Political will, or the lack thereof, to address impunity for crimes against journalists has long been the major impediment to significantly tackling the issue. An unwillingness to disclose even basic information on the progress of open cases, provide the necessary resources for thorough investigations, or lack of commitment not only to pursue perpetrators but – crucially – the masterminds behind killings (often suspected to be highly placed officials or individuals with major political influence), has been the constant against which localised efforts to train journalists and improve safety measures and newsroom protocols have struggled.
Each ‘stakeholder’ invested in improving the culture of safety has their part to play; but the uncomfortable truth is that despite all the efforts, little will change to improve the situation without states on board – in both word AND deed, fully committed to respecting their side of the bargain.
Yet, when states see others getting away with it – whether ‘it’ is an audacious murder plot or the normalisation of a culture of violence – the accountability bar is reset to the lowest level.
Instead of aiming for highest compliance in a genuine effort to combat the culture of impunity, what we have seen from Saudi Arabia, Malta and the US – and many others – moves this argument into dangerous new territory. Beseeching the governments of Somalia, Syria, Iraq, South Sudan, the Philippines, Mexico, Pakistan, Brazil, Russia, Bangladesh, Nigeria and India (see the 2017 CPJ Global Impunity Index) to improve their record just gets harder and increasingly unlikely.
And journalists continue to die with little hope of justice; it is as simple as that.
The three recent cases show business is better than usual for those who target journalists; they undermine even further the concept of state accountability in the fight against impunity.
Through its geopolitical, economic and religious influence in what is a deadly region for journalists, Saudi Arabia sets a tone that dictates a way of life to millions. Unbridled authoritarianism has encouraged its leaders to feel they are above the rule of law, yet if the world fails to hold those responsible for Jamal Khashoggi’s murder to account, the case for human rights and greater freedoms in the region will ring ever more hollow. The irony of relying on Turkey, the world’s worst jailer of journalists and no friend of a free press, to complete thorough investigations and expose the truth of the affair, is painfully acute.

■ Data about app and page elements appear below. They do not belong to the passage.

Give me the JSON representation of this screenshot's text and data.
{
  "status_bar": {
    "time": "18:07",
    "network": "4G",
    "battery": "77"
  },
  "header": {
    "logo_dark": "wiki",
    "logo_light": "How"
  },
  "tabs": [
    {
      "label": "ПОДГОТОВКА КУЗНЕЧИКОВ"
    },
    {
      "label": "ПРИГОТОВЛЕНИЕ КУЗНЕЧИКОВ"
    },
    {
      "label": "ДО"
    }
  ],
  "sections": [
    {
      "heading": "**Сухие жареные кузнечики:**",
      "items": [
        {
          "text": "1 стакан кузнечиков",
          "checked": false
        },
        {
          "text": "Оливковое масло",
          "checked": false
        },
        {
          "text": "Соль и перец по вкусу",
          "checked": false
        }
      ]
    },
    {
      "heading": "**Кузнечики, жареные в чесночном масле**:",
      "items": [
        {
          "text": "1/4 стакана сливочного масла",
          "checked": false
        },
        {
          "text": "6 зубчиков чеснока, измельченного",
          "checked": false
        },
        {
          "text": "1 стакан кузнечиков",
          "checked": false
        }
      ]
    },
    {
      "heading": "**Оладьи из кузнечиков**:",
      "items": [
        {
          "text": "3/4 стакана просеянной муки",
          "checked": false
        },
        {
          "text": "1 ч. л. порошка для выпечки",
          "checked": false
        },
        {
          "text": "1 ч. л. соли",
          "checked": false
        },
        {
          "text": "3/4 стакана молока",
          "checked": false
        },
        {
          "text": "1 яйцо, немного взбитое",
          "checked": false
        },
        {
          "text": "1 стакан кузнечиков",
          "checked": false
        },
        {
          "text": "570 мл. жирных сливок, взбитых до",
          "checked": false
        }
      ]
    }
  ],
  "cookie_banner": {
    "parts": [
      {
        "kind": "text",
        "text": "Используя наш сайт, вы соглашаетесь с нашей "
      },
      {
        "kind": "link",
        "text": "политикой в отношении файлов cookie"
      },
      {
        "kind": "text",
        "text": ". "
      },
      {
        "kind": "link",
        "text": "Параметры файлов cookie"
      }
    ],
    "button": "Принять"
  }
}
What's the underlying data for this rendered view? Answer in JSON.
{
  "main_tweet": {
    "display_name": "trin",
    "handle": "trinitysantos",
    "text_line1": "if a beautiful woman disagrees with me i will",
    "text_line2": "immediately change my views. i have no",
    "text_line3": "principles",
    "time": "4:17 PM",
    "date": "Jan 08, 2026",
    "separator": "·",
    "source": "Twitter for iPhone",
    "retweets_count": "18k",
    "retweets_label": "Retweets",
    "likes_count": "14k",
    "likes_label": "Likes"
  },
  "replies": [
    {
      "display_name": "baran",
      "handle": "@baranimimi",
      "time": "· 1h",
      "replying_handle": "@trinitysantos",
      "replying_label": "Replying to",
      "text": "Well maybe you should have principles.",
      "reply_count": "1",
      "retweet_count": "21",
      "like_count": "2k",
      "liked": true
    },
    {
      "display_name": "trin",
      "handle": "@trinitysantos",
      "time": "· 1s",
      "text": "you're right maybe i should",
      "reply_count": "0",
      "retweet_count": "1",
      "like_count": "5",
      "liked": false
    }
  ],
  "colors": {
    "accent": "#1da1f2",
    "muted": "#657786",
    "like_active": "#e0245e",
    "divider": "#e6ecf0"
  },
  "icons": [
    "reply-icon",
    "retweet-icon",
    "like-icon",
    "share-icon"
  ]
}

Similarly, the Maltese case tests Europe’s ideals about itself and the entire European project’s credibility to promote a free press as an aspirational ideal to those looking to join the experiment. Europe’s human rights-based approach to foreign policy beyond its borders risks further decline if the mirror it uses to assess its own failings is at all tainted by a democratically elected government fearful of transparency and accountability.
And because the US has lost so much of its global leadership and authority under the current Administration (in press freedom, as it has in many other areas of international human rights), it is no longer a guarantee that First Amendment rights – looked to around the world as a ‘gold standard’ for press freedom protections – will withstand the assault, at least in the eyes of a watching world. The mere impression that the US has a diminished regard for press freedom – via the words of a belligerent Commander in Chief and his endorsement of criminals who attack journalists as “my kind of guy” – is cause for concern. At worst, it hands authoritarian leaders who take cues from the office of the US President the green light to follow suit in shaping their own agendas – with potentially horrendous consequences.
None of this is progress in the fight against impunity for crimes against journalists. Audacious attempts to silence the press are nothing new; in reality, neither are the dismissive attitudes of certain states or their leaders towards protecting journalists. At least with recent developments the curtain has been pulled aside and they can be seen for what they truly are. Enough of the pretence; perhaps this will help move things forward, once and for all.